=== EXERCISE DESCRIPTION ===
Exact repetition of every record is required.

=== PROVIDED RECORDS ===
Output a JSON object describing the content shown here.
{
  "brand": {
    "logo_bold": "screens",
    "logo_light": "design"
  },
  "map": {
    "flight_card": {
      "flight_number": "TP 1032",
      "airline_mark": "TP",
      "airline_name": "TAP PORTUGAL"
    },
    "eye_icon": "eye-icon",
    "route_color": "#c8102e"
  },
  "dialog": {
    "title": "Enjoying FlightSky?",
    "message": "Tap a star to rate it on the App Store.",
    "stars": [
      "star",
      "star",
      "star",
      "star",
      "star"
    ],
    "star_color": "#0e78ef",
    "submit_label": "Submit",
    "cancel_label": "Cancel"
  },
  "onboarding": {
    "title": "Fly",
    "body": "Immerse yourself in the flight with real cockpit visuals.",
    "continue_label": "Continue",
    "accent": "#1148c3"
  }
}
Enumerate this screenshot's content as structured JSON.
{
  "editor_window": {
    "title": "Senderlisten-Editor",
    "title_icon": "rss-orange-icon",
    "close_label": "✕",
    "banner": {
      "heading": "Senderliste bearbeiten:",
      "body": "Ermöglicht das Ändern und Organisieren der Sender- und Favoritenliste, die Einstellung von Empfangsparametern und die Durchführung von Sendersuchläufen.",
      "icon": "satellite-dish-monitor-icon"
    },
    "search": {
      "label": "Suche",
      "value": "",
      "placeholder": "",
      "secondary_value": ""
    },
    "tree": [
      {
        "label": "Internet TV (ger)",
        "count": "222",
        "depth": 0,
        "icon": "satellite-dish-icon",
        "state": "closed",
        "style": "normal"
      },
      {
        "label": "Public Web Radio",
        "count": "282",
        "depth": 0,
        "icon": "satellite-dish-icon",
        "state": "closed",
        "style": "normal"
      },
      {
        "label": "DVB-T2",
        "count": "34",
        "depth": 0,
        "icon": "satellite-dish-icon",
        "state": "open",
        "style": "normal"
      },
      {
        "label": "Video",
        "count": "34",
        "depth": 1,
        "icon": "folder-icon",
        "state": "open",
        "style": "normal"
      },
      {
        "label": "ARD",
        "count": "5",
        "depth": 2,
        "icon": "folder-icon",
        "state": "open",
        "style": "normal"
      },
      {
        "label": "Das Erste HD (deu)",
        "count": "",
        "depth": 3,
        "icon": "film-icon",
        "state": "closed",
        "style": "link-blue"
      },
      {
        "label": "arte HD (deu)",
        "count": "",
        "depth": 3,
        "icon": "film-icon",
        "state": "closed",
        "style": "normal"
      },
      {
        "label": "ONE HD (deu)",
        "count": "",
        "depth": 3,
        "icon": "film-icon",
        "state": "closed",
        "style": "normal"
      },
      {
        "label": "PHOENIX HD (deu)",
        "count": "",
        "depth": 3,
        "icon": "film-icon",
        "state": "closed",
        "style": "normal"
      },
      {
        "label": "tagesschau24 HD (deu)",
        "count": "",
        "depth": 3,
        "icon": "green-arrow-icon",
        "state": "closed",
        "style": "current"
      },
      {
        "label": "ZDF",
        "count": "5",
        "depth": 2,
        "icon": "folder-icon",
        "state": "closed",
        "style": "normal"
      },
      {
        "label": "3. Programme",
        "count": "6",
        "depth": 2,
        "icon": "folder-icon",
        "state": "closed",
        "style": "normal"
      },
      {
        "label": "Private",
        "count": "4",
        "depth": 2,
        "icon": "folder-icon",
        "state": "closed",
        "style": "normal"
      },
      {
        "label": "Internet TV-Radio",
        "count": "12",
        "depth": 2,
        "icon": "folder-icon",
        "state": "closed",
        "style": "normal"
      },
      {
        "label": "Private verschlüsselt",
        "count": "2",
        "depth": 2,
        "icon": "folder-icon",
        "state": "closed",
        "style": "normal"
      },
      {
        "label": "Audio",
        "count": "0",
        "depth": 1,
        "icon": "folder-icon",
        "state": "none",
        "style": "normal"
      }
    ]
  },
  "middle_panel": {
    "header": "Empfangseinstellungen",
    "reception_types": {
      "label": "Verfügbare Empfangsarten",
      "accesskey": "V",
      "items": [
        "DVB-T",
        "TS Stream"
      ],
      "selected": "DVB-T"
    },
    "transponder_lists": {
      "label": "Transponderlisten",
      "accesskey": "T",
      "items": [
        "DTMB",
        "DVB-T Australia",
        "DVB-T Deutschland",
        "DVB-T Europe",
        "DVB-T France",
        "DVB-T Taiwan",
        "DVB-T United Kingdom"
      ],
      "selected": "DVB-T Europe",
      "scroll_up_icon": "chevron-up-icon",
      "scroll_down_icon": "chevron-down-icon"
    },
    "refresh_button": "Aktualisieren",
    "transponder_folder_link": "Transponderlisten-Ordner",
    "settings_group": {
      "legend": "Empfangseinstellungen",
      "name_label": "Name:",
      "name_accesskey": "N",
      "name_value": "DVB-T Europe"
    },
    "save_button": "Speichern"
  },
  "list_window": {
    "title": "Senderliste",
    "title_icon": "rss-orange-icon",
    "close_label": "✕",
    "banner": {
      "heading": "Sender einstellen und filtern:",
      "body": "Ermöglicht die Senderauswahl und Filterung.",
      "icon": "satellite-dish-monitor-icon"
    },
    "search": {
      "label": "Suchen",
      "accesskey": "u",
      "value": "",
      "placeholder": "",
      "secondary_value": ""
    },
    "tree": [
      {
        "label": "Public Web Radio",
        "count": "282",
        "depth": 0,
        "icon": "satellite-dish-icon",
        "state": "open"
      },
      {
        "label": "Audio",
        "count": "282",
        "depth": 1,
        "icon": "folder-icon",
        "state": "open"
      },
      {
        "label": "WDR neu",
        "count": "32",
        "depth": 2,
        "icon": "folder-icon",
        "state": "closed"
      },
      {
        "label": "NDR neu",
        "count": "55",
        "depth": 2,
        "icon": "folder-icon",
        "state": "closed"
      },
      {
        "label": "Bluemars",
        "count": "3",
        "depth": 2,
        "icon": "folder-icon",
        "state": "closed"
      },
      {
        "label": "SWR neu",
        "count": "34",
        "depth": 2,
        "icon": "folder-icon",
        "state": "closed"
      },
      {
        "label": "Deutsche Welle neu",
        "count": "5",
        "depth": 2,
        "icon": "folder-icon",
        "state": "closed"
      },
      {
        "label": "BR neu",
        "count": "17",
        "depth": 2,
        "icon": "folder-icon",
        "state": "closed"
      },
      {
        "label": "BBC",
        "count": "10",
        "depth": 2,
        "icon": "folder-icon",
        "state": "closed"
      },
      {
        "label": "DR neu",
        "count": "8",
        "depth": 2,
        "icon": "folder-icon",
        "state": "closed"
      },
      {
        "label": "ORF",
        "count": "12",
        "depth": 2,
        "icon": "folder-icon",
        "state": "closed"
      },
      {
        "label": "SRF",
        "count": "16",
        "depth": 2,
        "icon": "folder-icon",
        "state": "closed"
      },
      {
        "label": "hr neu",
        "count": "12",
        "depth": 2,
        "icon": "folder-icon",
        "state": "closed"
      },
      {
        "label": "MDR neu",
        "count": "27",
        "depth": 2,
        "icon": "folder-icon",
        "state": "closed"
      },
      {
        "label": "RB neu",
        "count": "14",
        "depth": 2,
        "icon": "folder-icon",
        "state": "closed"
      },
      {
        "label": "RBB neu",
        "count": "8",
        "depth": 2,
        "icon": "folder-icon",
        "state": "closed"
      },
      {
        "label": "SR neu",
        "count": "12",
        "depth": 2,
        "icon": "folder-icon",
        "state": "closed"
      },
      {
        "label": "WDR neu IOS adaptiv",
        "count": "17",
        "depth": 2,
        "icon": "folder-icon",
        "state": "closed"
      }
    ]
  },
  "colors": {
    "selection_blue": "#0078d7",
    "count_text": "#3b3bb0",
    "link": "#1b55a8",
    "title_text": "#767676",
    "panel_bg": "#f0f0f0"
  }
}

=== EXPECTED ANSWER ===
Output a JSON object describing the content shown here.
{
  "brand": {
    "logo_bold": "screens",
    "logo_light": "design"
  },
  "map": {
    "flight_card": {
      "flight_number": "TP 1032",
      "airline_mark": "TP",
      "airline_name": "TAP PORTUGAL"
    },
    "eye_icon": "eye-icon",
    "route_color": "#c8102e"
  },
  "dialog": {
    "title": "Enjoying FlightSky?",
    "message": "Tap a star to rate it on the App Store.",
    "stars": [
      "star",
      "star",
      "star",
      "star",
      "star"
    ],
    "star_color": "#0e78ef",
    "submit_label": "Submit",
    "cancel_label": "Cancel"
  },
  "onboarding": {
    "title": "Fly",
    "body": "Immerse yourself in the flight with real cockpit visuals.",
    "continue_label": "Continue",
    "accent": "#1148c3"
  }
}
Enumerate this screenshot's content as structured JSON.
{
  "editor_window": {
    "title": "Senderlisten-Editor",
    "title_icon": "rss-orange-icon",
    "close_label": "✕",
    "banner": {
      "heading": "Senderliste bearbeiten:",
      "body": "Ermöglicht das Ändern und Organisieren der Sender- und Favoritenliste, die Einstellung von Empfangsparametern und die Durchführung von Sendersuchläufen.",
      "icon": "satellite-dish-monitor-icon"
    },
    "search": {
      "label": "Suche",
      "value": "",
      "placeholder": "",
      "secondary_value": ""
    },
    "tree": [
      {
        "label": "Internet TV (ger)",
        "count": "222",
        "depth": 0,
        "icon": "satellite-dish-icon",
        "state": "closed",
        "style": "normal"
      },
      {
        "label": "Public Web Radio",
        "count": "282",
        "depth": 0,
        "icon": "satellite-dish-icon",
        "state": "closed",
        "style": "normal"
      },
      {
        "label": "DVB-T2",
        "count": "34",
        "depth": 0,
        "icon": "satellite-dish-icon",
        "state": "open",
        "style": "normal"
      },
      {
        "label": "Video",
        "count": "34",
        "depth": 1,
        "icon": "folder-icon",
        "state": "open",
        "style": "normal"
      },
      {
        "label": "ARD",
        "count": "5",
        "depth": 2,
        "icon": "folder-icon",
        "state": "open",
        "style": "normal"
      },
      {
        "label": "Das Erste HD (deu)",
        "count": "",
        "depth": 3,
        "icon": "film-icon",
        "state": "closed",
        "style": "link-blue"
      },
      {
        "label": "arte HD (deu)",
        "count": "",
        "depth": 3,
        "icon": "film-icon",
        "state": "closed",
        "style": "normal"
      },
      {
        "label": "ONE HD (deu)",
        "count": "",
        "depth": 3,
        "icon": "film-icon",
        "state": "closed",
        "style": "normal"
      },
      {
        "label": "PHOENIX HD (deu)",
        "count": "",
        "depth": 3,
        "icon": "film-icon",
        "state": "closed",
        "style": "normal"
      },
      {
        "label": "tagesschau24 HD (deu)",
        "count": "",
        "depth": 3,
        "icon": "green-arrow-icon",
        "state": "closed",
        "style": "current"
      },
      {
        "label": "ZDF",
        "count": "5",
        "depth": 2,
        "icon": "folder-icon",
        "state": "closed",
        "style": "normal"
      },
      {
        "label": "3. Programme",
        "count": "6",
        "depth": 2,
        "icon": "folder-icon",
        "state": "closed",
        "style": "normal"
      },
      {
        "label": "Private",
        "count": "4",
        "depth": 2,
        "icon": "folder-icon",
        "state": "closed",
        "style": "normal"
      },
      {
        "label": "Internet TV-Radio",
        "count": "12",
        "depth": 2,
        "icon": "folder-icon",
        "state": "closed",
        "style": "normal"
      },
      {
        "label": "Private verschlüsselt",
        "count": "2",
        "depth": 2,
        "icon": "folder-icon",
        "state": "closed",
        "style": "normal"
      },
      {
        "label": "Audio",
        "count": "0",
        "depth": 1,
        "icon": "folder-icon",
        "state": "none",
        "style": "normal"
      }
    ]
  },
  "middle_panel": {
    "header": "Empfangseinstellungen",
    "reception_types": {
      "label": "Verfügbare Empfangsarten",
      "accesskey": "V",
      "items": [
        "DVB-T",
        "TS Stream"
      ],
      "selected": "DVB-T"
    },
    "transponder_lists": {
      "label": "Transponderlisten",
      "accesskey": "T",
      "items": [
        "DTMB",
        "DVB-T Australia",
        "DVB-T Deutschland",
        "DVB-T Europe",
        "DVB-T France",
        "DVB-T Taiwan",
        "DVB-T United Kingdom"
      ],
      "selected": "DVB-T Europe",
      "scroll_up_icon": "chevron-up-icon",
      "scroll_down_icon": "chevron-down-icon"
    },
    "refresh_button": "Aktualisieren",
    "transponder_folder_link": "Transponderlisten-Ordner",
    "settings_group": {
      "legend": "Empfangseinstellungen",
      "name_label": "Name:",
      "name_accesskey": "N",
      "name_value": "DVB-T Europe"
    },
    "save_button": "Speichern"
  },
  "list_window": {
    "title": "Senderliste",
    "title_icon": "rss-orange-icon",
    "close_label": "✕",
    "banner": {
      "heading": "Sender einstellen und filtern:",
      "body": "Ermöglicht die Senderauswahl und Filterung.",
      "icon": "satellite-dish-monitor-icon"
    },
    "search": {
      "label": "Suchen",
      "accesskey": "u",
      "value": "",
      "placeholder": "",
      "secondary_value": ""
    },
    "tree": [
      {
        "label": "Public Web Radio",
        "count": "282",
        "depth": 0,
        "icon": "satellite-dish-icon",
        "state": "open"
      },
      {
        "label": "Audio",
        "count": "282",
        "depth": 1,
        "icon": "folder-icon",
        "state": "open"
      },
      {
        "label": "WDR neu",
        "count": "32",
        "depth": 2,
        "icon": "folder-icon",
        "state": "closed"
      },
      {
        "label": "NDR neu",
        "count": "55",
        "depth": 2,
        "icon": "folder-icon",
        "state": "closed"
      },
      {
        "label": "Bluemars",
        "count": "3",
        "depth": 2,
        "icon": "folder-icon",
        "state": "closed"
      },
      {
        "label": "SWR neu",
        "count": "34",
        "depth": 2,
        "icon": "folder-icon",
        "state": "closed"
      },
      {
        "label": "Deutsche Welle neu",
        "count": "5",
        "depth": 2,
        "icon": "folder-icon",
        "state": "closed"
      },
      {
        "label": "BR neu",
        "count": "17",
        "depth": 2,
        "icon": "folder-icon",
        "state": "closed"
      },
      {
        "label": "BBC",
        "count": "10",
        "depth": 2,
        "icon": "folder-icon",
        "state": "closed"
      },
      {
        "label": "DR neu",
        "count": "8",
        "depth": 2,
        "icon": "folder-icon",
        "state": "closed"
      },
      {
        "label": "ORF",
        "count": "12",
        "depth": 2,
        "icon": "folder-icon",
        "state": "closed"
      },
      {
        "label": "SRF",
        "count": "16",
        "depth": 2,
        "icon": "folder-icon",
        "state": "closed"
      },
      {
        "label": "hr neu",
        "count": "12",
        "depth": 2,
        "icon": "folder-icon",
        "state": "closed"
      },
      {
        "label": "MDR neu",
        "count": "27",
        "depth": 2,
        "icon": "folder-icon",
        "state": "closed"
      },
      {
        "label": "RB neu",
        "count": "14",
        "depth": 2,
        "icon": "folder-icon",
        "state": "closed"
      },
      {
        "label": "RBB neu",
        "count": "8",
        "depth": 2,
        "icon": "folder-icon",
        "state": "closed"
      },
      {
        "label": "SR neu",
        "count": "12",
        "depth": 2,
        "icon": "folder-icon",
        "state": "closed"
      },
      {
        "label": "WDR neu IOS adaptiv",
        "count": "17",
        "depth": 2,
        "icon": "folder-icon",
        "state": "closed"
      }
    ]
  },
  "colors": {
    "selection_blue": "#0078d7",
    "count_text": "#3b3bb0",
    "link": "#1b55a8",
    "title_text": "#767676",
    "panel_bg": "#f0f0f0"
  }
}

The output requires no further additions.